Exercise prompt: Collect all lines from the listing that include the string "minutes".
..........
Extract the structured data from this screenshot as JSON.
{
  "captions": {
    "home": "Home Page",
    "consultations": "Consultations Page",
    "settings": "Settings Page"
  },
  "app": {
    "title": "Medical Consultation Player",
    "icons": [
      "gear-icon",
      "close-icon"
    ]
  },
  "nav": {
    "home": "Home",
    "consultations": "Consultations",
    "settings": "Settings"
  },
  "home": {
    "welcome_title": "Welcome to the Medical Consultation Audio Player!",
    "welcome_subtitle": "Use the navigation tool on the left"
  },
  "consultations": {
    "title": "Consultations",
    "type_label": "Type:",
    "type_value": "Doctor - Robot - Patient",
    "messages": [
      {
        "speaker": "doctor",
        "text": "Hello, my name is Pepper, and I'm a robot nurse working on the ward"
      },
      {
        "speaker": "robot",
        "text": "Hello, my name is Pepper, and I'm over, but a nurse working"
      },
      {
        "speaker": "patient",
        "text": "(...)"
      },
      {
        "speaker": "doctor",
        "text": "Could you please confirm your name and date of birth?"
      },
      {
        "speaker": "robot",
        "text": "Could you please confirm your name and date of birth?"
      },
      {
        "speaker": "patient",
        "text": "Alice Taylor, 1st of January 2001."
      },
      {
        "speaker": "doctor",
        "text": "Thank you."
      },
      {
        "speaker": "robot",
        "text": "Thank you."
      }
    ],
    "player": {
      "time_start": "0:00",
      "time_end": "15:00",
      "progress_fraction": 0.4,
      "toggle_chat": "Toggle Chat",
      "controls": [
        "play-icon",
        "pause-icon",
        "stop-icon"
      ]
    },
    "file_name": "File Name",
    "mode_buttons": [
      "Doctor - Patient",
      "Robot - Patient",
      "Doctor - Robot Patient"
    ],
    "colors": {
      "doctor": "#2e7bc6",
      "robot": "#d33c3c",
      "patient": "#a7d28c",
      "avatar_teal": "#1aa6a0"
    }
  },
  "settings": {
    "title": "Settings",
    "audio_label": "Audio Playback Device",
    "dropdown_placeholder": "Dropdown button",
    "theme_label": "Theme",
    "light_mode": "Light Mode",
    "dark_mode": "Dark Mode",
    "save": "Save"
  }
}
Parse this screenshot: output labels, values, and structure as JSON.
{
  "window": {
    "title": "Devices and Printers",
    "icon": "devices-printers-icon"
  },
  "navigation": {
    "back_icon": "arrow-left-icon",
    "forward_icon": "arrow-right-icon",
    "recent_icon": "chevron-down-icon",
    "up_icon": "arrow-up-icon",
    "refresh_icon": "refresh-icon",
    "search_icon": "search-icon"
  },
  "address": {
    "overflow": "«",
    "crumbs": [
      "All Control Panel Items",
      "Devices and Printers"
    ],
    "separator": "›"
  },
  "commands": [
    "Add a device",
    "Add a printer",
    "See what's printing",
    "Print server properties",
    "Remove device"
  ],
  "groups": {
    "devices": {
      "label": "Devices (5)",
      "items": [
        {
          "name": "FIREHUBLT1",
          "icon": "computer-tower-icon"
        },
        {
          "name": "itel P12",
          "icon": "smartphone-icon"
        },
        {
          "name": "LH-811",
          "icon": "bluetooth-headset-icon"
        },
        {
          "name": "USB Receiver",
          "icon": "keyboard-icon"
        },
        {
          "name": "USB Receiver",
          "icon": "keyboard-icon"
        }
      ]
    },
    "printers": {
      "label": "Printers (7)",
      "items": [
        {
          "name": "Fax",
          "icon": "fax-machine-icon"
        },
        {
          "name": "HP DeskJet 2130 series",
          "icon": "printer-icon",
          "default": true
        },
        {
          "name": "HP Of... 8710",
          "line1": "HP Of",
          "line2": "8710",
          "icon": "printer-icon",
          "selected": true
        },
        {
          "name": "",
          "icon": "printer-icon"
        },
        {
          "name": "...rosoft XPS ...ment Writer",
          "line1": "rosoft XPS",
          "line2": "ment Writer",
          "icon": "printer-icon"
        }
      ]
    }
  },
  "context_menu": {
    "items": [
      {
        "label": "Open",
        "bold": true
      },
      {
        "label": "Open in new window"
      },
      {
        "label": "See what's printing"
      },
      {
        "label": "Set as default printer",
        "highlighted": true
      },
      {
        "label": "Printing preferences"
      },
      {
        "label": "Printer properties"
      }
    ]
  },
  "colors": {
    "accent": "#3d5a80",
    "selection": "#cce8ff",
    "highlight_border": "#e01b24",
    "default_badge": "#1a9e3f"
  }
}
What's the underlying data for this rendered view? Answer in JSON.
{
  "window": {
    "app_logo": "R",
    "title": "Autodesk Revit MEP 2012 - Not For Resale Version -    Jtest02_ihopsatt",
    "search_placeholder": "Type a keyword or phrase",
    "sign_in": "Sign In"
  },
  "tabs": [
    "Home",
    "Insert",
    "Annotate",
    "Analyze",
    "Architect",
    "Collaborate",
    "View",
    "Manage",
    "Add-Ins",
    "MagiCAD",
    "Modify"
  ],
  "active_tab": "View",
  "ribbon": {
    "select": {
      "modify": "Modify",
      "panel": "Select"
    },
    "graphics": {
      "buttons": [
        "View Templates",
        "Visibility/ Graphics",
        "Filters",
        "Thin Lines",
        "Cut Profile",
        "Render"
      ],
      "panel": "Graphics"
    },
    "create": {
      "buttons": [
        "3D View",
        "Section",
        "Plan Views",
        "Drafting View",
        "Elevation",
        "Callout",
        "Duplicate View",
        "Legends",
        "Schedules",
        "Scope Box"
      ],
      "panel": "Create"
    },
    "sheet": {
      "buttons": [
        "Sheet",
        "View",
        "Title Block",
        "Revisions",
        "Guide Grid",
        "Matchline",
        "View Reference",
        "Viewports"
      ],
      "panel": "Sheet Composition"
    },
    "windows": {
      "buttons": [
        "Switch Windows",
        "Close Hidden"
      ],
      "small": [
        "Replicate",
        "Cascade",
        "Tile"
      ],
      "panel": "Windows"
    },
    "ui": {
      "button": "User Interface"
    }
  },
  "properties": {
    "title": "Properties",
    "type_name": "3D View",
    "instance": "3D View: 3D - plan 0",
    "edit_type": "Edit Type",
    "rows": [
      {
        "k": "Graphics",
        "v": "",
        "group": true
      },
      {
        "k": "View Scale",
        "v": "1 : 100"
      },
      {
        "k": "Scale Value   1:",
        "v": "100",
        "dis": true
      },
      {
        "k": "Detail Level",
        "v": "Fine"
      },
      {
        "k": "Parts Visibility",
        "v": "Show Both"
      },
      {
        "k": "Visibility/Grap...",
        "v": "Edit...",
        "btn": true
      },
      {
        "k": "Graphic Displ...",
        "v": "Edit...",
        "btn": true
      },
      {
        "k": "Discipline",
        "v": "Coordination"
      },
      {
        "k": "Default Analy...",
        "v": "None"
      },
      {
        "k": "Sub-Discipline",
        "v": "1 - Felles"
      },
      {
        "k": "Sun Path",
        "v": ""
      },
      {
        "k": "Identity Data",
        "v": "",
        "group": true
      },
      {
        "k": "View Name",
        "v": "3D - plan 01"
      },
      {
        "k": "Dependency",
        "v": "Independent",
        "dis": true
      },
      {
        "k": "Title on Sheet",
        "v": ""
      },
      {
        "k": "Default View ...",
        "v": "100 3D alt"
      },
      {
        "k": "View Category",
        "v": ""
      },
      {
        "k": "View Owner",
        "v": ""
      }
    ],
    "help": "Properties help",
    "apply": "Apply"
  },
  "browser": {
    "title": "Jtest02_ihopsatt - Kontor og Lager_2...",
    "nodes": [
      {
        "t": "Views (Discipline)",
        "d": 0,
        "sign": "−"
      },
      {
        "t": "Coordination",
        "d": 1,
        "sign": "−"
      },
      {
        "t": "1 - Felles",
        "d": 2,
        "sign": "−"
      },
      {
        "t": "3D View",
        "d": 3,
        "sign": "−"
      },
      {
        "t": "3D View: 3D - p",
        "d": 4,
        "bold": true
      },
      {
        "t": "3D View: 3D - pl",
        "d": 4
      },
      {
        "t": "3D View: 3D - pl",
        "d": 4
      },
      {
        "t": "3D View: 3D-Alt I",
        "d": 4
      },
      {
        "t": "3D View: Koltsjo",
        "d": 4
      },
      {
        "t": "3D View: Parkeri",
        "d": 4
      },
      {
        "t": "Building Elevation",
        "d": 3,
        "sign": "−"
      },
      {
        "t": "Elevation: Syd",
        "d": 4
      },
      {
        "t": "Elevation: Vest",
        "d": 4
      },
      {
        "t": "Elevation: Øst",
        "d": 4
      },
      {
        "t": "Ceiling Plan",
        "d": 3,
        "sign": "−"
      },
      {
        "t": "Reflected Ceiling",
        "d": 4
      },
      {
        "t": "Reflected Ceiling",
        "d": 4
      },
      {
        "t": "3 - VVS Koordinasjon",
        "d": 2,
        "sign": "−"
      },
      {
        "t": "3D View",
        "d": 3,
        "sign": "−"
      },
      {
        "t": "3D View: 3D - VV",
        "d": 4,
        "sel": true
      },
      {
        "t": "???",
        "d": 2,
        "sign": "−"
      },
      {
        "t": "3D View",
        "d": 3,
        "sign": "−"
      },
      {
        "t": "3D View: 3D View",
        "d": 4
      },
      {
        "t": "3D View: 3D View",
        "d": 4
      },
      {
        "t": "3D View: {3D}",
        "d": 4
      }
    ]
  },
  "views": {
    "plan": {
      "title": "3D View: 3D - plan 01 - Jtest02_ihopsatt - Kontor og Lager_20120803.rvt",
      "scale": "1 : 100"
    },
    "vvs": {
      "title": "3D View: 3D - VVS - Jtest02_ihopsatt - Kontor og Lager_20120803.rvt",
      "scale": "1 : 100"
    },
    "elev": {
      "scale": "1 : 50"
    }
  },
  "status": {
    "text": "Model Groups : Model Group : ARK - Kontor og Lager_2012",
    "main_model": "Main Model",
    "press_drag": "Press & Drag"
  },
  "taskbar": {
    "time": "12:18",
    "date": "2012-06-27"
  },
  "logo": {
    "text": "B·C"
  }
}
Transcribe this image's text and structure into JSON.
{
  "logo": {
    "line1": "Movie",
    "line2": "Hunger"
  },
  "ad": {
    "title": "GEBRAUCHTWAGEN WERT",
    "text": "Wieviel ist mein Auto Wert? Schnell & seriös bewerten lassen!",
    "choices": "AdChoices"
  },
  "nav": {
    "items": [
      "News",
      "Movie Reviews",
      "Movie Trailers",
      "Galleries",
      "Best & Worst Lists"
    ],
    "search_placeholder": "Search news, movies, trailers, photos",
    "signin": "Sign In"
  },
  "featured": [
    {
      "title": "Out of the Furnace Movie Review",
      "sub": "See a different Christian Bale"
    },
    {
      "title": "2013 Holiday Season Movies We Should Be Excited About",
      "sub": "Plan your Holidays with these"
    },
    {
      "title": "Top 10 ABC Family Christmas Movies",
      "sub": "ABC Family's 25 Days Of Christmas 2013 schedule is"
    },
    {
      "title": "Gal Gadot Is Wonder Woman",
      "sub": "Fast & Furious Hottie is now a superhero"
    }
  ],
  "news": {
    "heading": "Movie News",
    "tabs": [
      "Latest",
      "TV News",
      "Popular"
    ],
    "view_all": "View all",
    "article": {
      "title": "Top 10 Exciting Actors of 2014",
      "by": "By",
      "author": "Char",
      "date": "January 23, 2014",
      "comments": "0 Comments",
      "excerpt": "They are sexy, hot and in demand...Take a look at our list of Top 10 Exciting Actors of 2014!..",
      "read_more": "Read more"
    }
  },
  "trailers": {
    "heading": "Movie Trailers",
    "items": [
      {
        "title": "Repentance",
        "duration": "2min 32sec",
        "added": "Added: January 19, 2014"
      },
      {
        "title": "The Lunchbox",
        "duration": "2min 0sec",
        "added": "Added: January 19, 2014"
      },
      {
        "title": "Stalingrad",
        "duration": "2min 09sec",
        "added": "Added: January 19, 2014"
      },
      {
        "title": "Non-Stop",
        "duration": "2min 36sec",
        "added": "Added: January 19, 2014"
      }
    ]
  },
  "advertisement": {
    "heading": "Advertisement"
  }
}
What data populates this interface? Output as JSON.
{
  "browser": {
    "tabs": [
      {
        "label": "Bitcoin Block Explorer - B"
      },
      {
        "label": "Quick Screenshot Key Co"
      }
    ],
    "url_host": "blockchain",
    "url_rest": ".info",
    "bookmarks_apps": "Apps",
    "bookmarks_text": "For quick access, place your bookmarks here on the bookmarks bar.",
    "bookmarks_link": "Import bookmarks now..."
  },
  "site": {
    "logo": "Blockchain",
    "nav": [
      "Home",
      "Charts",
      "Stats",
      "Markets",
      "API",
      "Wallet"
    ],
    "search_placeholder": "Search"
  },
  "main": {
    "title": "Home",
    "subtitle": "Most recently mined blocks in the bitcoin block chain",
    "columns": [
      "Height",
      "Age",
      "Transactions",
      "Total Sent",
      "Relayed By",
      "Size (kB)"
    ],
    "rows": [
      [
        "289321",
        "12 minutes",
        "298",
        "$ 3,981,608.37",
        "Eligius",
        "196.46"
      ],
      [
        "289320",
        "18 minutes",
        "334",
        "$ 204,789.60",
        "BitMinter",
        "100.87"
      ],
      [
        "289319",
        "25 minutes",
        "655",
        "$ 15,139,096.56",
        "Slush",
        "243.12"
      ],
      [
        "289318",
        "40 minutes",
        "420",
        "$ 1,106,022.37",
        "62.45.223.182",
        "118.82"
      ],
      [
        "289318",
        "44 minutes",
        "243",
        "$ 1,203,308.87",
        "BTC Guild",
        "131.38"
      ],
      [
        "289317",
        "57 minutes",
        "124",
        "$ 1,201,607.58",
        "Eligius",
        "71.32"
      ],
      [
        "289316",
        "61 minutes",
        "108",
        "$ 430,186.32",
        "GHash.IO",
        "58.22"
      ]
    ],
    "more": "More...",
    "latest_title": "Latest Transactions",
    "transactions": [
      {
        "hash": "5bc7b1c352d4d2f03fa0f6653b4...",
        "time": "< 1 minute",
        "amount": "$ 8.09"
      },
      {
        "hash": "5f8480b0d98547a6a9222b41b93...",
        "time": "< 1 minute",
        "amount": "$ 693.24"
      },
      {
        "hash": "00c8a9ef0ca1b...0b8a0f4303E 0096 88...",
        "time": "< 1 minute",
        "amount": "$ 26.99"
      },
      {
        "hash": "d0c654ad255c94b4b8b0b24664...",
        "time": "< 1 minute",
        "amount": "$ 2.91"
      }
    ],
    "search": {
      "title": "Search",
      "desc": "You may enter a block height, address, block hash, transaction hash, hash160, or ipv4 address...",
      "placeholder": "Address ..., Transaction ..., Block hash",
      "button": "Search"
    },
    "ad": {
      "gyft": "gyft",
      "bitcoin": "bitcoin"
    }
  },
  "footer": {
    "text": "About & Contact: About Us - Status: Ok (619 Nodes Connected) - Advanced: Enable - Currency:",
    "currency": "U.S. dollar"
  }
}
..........
Exercise solution:
        "12 minutes",
        "18 minutes",
        "25 minutes",
        "40 minutes",
        "44 minutes",
        "57 minutes",
        "61 minutes",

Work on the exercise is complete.